The present crisis is further damaging democracy in Paraguay. It had already been dealt a major blow, following the impeachment of the leftist former President Fernando Lugo in 2012. He had ridden a wave of leftist popularity in South America, which propelled him into the Presidency in 2008.
President Lugo was removed from office in a rapid trial. He came to power on a pledge to help the poor and was looked upon favorably with this constituency.
Subsequently his supporters were amassed in the streets, following his ouster. Riot police had been called up and were turning back supporters, with tear gas and water cannons. Further disturbances were only averted, when Lugo gave a televised address, saying he would comply with the Senate decision.
The former President had been impeached after four years on five charges of malfeasance in office. This included a supposed role in an encounter between landless farmers and the police. The deadly confrontation would lead to 17 deaths.
The five hour impeachment trial came just came just one day after the lower legislature voted to impeach him. 39 senators voted to dismiss him,while four Senators voted against the measure, leaving just two, who were absent from the proceedings.
His removal from office, created an outcry among the leftist leaders of Ecuador and Venezuela. President Correa of Ecuador refused to recognize the new government and Venezuelan President Hugo Chavez at the time, called the new government illegal and illegitimate.

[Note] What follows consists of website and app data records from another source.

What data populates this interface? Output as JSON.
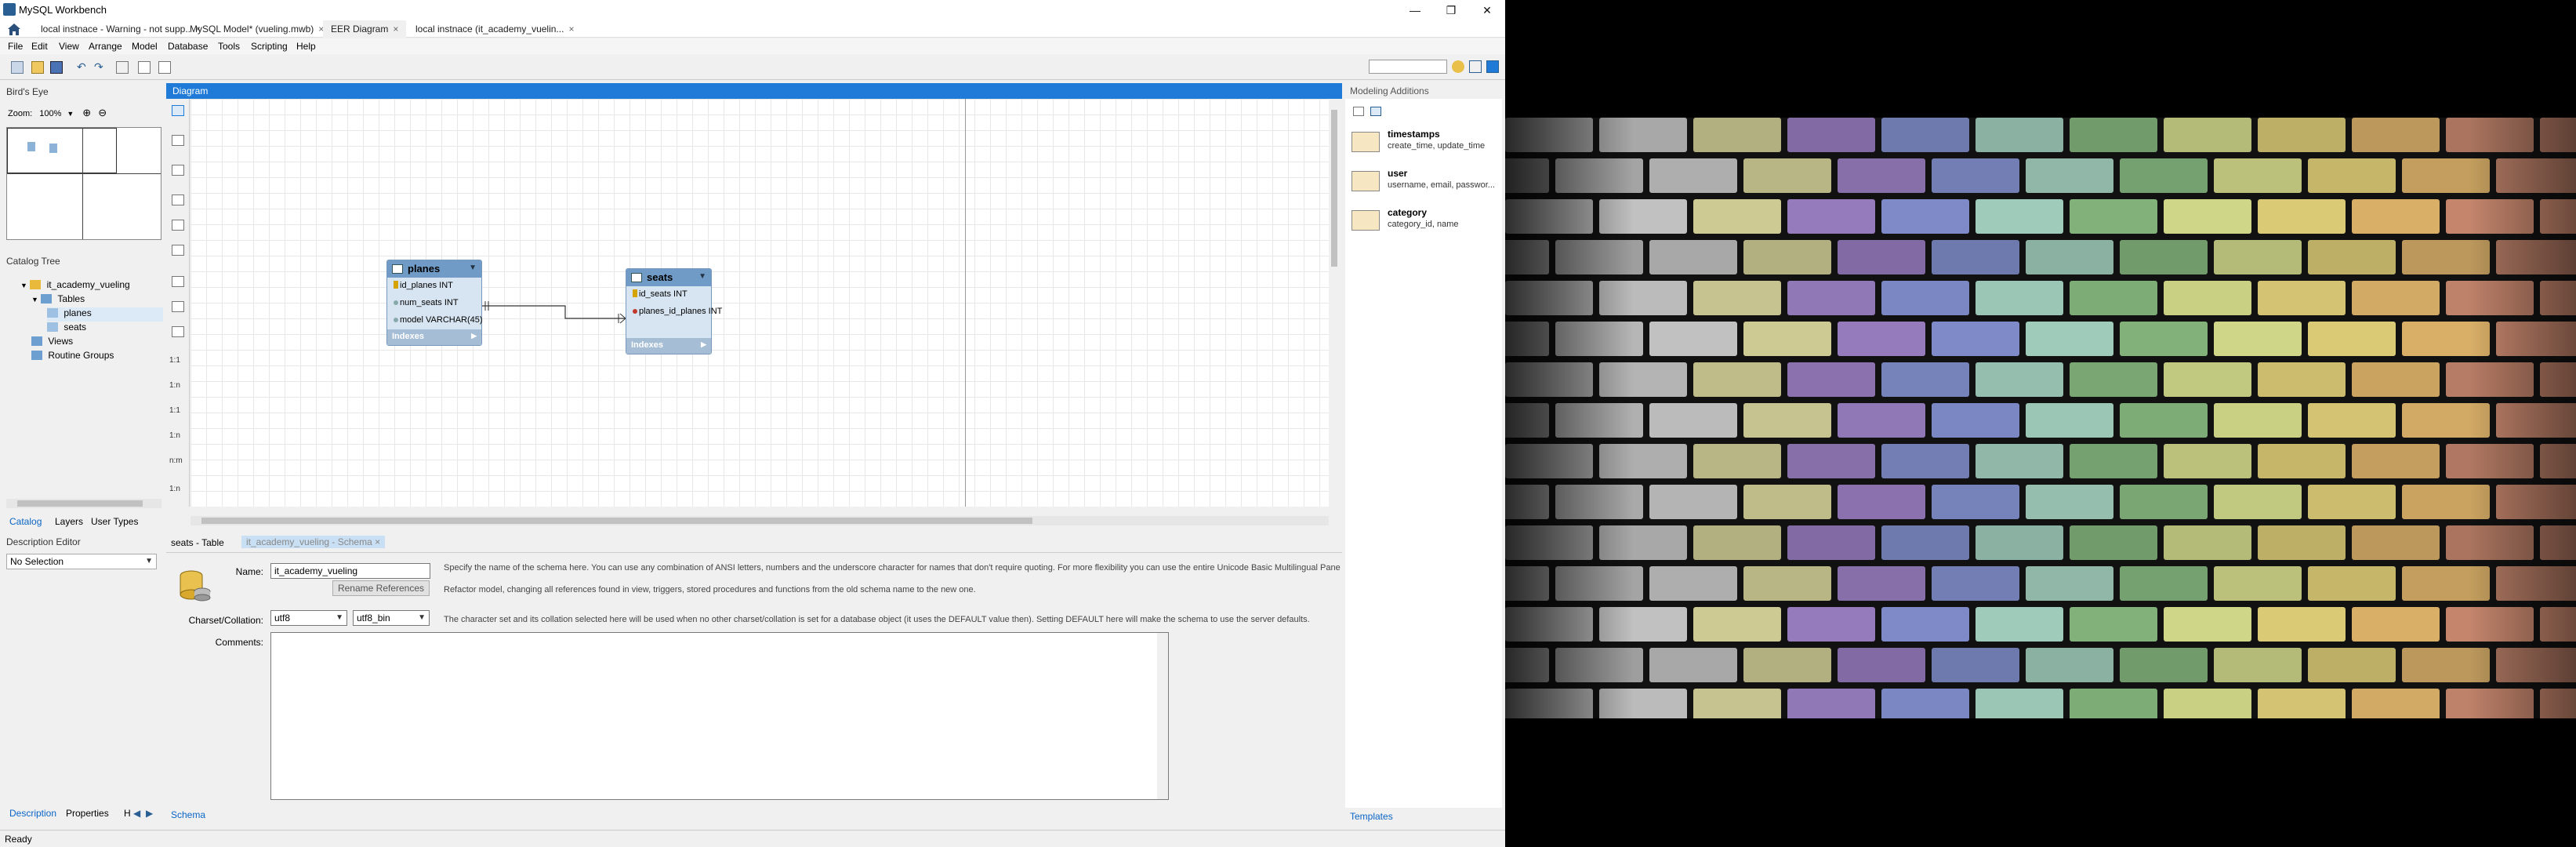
{
  "window": {
    "title": "MySQL Workbench",
    "controls": [
      "minimize-icon",
      "restore-icon",
      "close-icon"
    ]
  },
  "doc_tabs": [
    {
      "label": "local instnace - Warning - not supp..",
      "closable": true
    },
    {
      "label": "MySQL Model* (vueling.mwb)",
      "closable": true
    },
    {
      "label": "EER Diagram",
      "closable": true
    },
    {
      "label": "local instnace (it_academy_vuelin...",
      "closable": true
    }
  ],
  "menu": [
    "File",
    "Edit",
    "View",
    "Arrange",
    "Model",
    "Database",
    "Tools",
    "Scripting",
    "Help"
  ],
  "birds_eye": {
    "title": "Bird's Eye",
    "zoom_label": "Zoom:",
    "zoom_value": "100%"
  },
  "catalog": {
    "title": "Catalog Tree",
    "schema": "it_academy_vueling",
    "tables_label": "Tables",
    "tables": [
      "planes",
      "seats"
    ],
    "views_label": "Views",
    "routines_label": "Routine Groups"
  },
  "left_tabs": [
    "Catalog",
    "Layers",
    "User Types"
  ],
  "description_editor": {
    "title": "Description Editor",
    "selection": "No Selection"
  },
  "left_bottom_tabs": [
    "Description",
    "Properties",
    "H"
  ],
  "diagram": {
    "title": "Diagram",
    "tables": [
      {
        "name": "planes",
        "columns": [
          {
            "kind": "pk",
            "text": "id_planes INT"
          },
          {
            "kind": "col",
            "text": "num_seats INT"
          },
          {
            "kind": "col",
            "text": "model VARCHAR(45)"
          }
        ],
        "indexes_label": "Indexes"
      },
      {
        "name": "seats",
        "columns": [
          {
            "kind": "pk",
            "text": "id_seats INT"
          },
          {
            "kind": "fk",
            "text": "planes_id_planes INT"
          }
        ],
        "indexes_label": "Indexes"
      }
    ],
    "palette_labels": [
      "1:1",
      "1:n",
      "1:1",
      "1:n",
      "n:m",
      "1:n"
    ]
  },
  "editor": {
    "tabs": [
      "seats - Table",
      "it_academy_vueling - Schema"
    ],
    "name_label": "Name:",
    "name_value": "it_academy_vueling",
    "name_help": "Specify the name of the schema here. You can use any combination of ANSI letters, numbers and the underscore character for names that don't require quoting. For more flexibility you can use the entire Unicode Basic Multilingual Pane",
    "rename_button": "Rename References",
    "rename_help": "Refactor model, changing all references found in view, triggers, stored procedures and functions from the old schema name to the new one.",
    "charset_label": "Charset/Collation:",
    "charset_value": "utf8",
    "collation_value": "utf8_bin",
    "charset_help": "The character set and its collation selected here will be used when no other charset/collation is set for a database object (it uses the DEFAULT value then). Setting DEFAULT here will make the schema to use the server defaults.",
    "comments_label": "Comments:",
    "bottom_tab": "Schema"
  },
  "modeling_additions": {
    "title": "Modeling Additions",
    "items": [
      {
        "name": "timestamps",
        "desc": "create_time, update_time"
      },
      {
        "name": "user",
        "desc": "username, email, passwor..."
      },
      {
        "name": "category",
        "desc": "category_id, name"
      }
    ],
    "templates_tab": "Templates"
  },
  "status": "Ready",
  "wallpaper": {
    "subject": "painted-brick-wall",
    "band_colors": [
      "#bdbdbd",
      "#c9c9c9",
      "#d6d29a",
      "#9b7fc4",
      "#8391d0",
      "#a6d4c2",
      "#87b97f",
      "#d8df8d",
      "#e4d27a",
      "#e2b66c",
      "#cc8a70"
    ]
  }
}
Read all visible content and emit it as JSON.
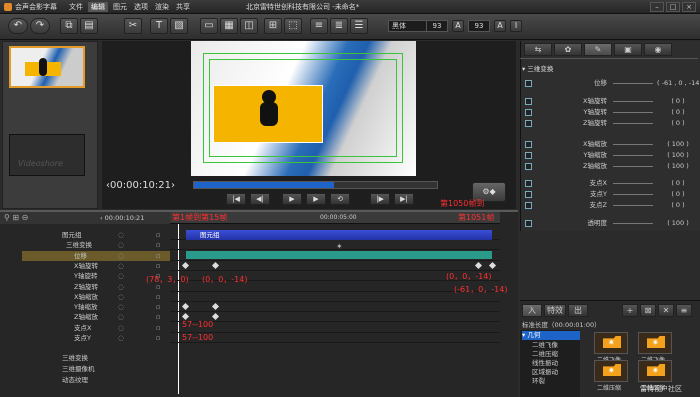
{
  "app": {
    "title": "会声会影字幕",
    "window_title": "北京雷特世创科技有限公司 -未命名*"
  },
  "menu": [
    "文件",
    "编辑",
    "图元",
    "选项",
    "渲染",
    "共享"
  ],
  "toolbar": {
    "font": "黑体",
    "size1": "93",
    "size2": "93"
  },
  "library": {
    "thumb2_caption": "Videoshore"
  },
  "preview": {
    "timecode": "00:00:10:21"
  },
  "props": {
    "group": "三维变换",
    "rows": [
      {
        "label": "位移",
        "value": "( -61 , 0 , -14 )",
        "key": true
      },
      {
        "label": "X轴旋转",
        "value": "( 0 )"
      },
      {
        "label": "Y轴旋转",
        "value": "( 0 )"
      },
      {
        "label": "Z轴旋转",
        "value": "( 0 )"
      },
      {
        "label": "X轴缩放",
        "value": "( 100 )",
        "key": true
      },
      {
        "label": "Y轴缩放",
        "value": "( 100 )",
        "key": true
      },
      {
        "label": "Z轴缩放",
        "value": "( 100 )"
      },
      {
        "label": "支点X",
        "value": "( 0 )"
      },
      {
        "label": "支点Y",
        "value": "( 0 )"
      },
      {
        "label": "支点Z",
        "value": "( 0 )"
      },
      {
        "label": "透明度",
        "value": "( 100 )"
      }
    ]
  },
  "timeline": {
    "timecode": "00:00:10:21",
    "ruler_mid": "00:00:05:00",
    "tracks": [
      "图元组",
      "三维变换",
      "位移",
      "X轴旋转",
      "Y轴旋转",
      "Z轴旋转",
      "X轴缩放",
      "Y轴缩放",
      "Z轴缩放",
      "支点X",
      "支点Y"
    ],
    "lower_tracks": [
      "三维变换",
      "三维摄像机",
      "动态纹理"
    ],
    "clip_label": "图元组",
    "annotations": {
      "frame_start": "第1帧到第15帧",
      "frame_end": "第1050帧到",
      "frame_end2": "第1051帧",
      "pos_start": "(78，3，0)",
      "pos_start2": "(0，0，-14)",
      "pos_end": "(0，0，-14)",
      "pos_end2": "(-61，0，-14)",
      "scale1": "57--100",
      "scale2": "57--100"
    }
  },
  "lowerright": {
    "tabs": [
      "入",
      "特效",
      "出"
    ],
    "duration": "标准长度（00:00:01:00）",
    "category": "几何",
    "items": [
      "二维飞像",
      "二维压缩",
      "线性振动",
      "区域振动",
      "环裂"
    ],
    "effects": [
      "二维飞像",
      "二维飞像",
      "二维压缩",
      "二维压缩"
    ]
  },
  "watermark": "雷特视户社区"
}
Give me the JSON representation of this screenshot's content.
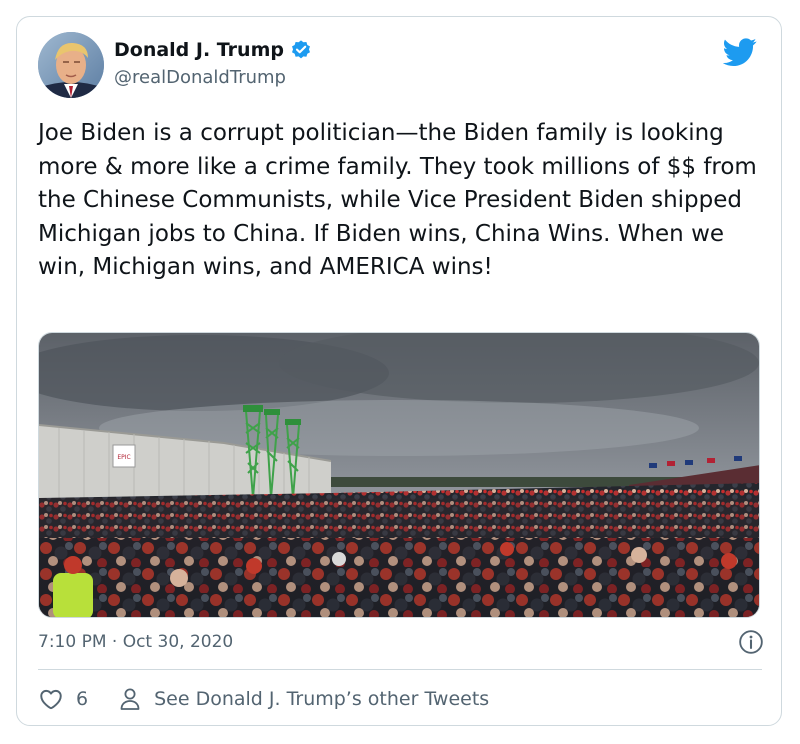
{
  "tweet": {
    "author_name": "Donald J. Trump",
    "author_handle": "@realDonaldTrump",
    "text": "Joe Biden is a corrupt politician—the Biden family is looking more & more like a crime family. They took millions of $$ from the Chinese Communists, while Vice President Biden shipped Michigan jobs to China. If Biden wins, China Wins. When we win, Michigan wins, and AMERICA wins!",
    "timestamp": "7:10 PM · Oct 30, 2020",
    "like_count": "6",
    "profile_link_label": "See Donald J. Trump’s other Tweets"
  },
  "media": {
    "sign_text": "EPIC"
  },
  "icons": {
    "verified": "verified-badge-icon",
    "brand": "twitter-bird-icon",
    "info": "info-icon",
    "like": "heart-icon",
    "profile": "person-icon"
  },
  "colors": {
    "accent": "#1d9bf0",
    "text_primary": "#0f1419",
    "text_secondary": "#536471",
    "border": "#cfd9de"
  }
}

The former President was not in attendance, during the chaotic congressional situation on Tuesday of this week. Most of his supporters in the Senate however, still voted for the changes. Mr. Lugo is gambling on a constitutional amendment that may well work in his favor.
According to recent polls, the former bishop would have the support of more than half the electorate if he was able to run again in 2018.
He remains popular as a champion of the poor and underprivileged. This is important in a nation where many have lost faith in a justice system, that seems indifferent to their plight.
For example, Codehupy an umbrella organization of human rights groups, has documented the killings of more than 120 small scale farmers known as campesinos, since the end of the dictatorship in 1989. Of course, none of these have been officially investigated by the government.
In a country where the survival of many families is still dependent on subsistence farming, tensions over land ownership, have intensified since the inauguration of President Cartes. A total of 17.1% of the total GDP still originates from agriculture.
The other sectors of GDP are comprised of 27.3% for industry and 55.6% for services.
Paraguay still remains divided over whether to allow former presidents to run for reelection. Time is running out, to decide who will be permitted to declare their candidacy for the elections of 2018. The two former presidents Fernando Lugo and Nicanor Duarte Frutos and President Cartes are all ineligible, unless the electoral law is changed.
Opponents to the change in the electoral system, include likely 2018 presidential candidates themselves. They are Mario Ferreiro the mayor of Asuncion, Efrain Alegre, leader of the Liberal Party and Colorado Senator, Mario Abdo Benitez.
One of the first obstacles to a constitutional amendment, is the debate over whether a current president must resign, in order to be eligible for re-election. This is followed by when a resignation needs to take place, in advance of the election date.
Supporters of President Cartes wanted him to be able to run, while still in office. This is customary in many other nations, including in Latin America.
Advocates for former President Lugo, insist that President Cartes must step down from office first. They are fully aware, that Cartes would be able to use state resources to help his candidacy.
In addition, it was well known that Cartes was the principal behind the scenes person, who brought about the downfall of former President Lugo.
Colorado Party officials finally acquiesced, that President Cartes will resign the presidency, six months prior to the April 22, 2018 election.
A near term resolution will become necessary soon, if President Cartes is to qualify for an election little more than a year away.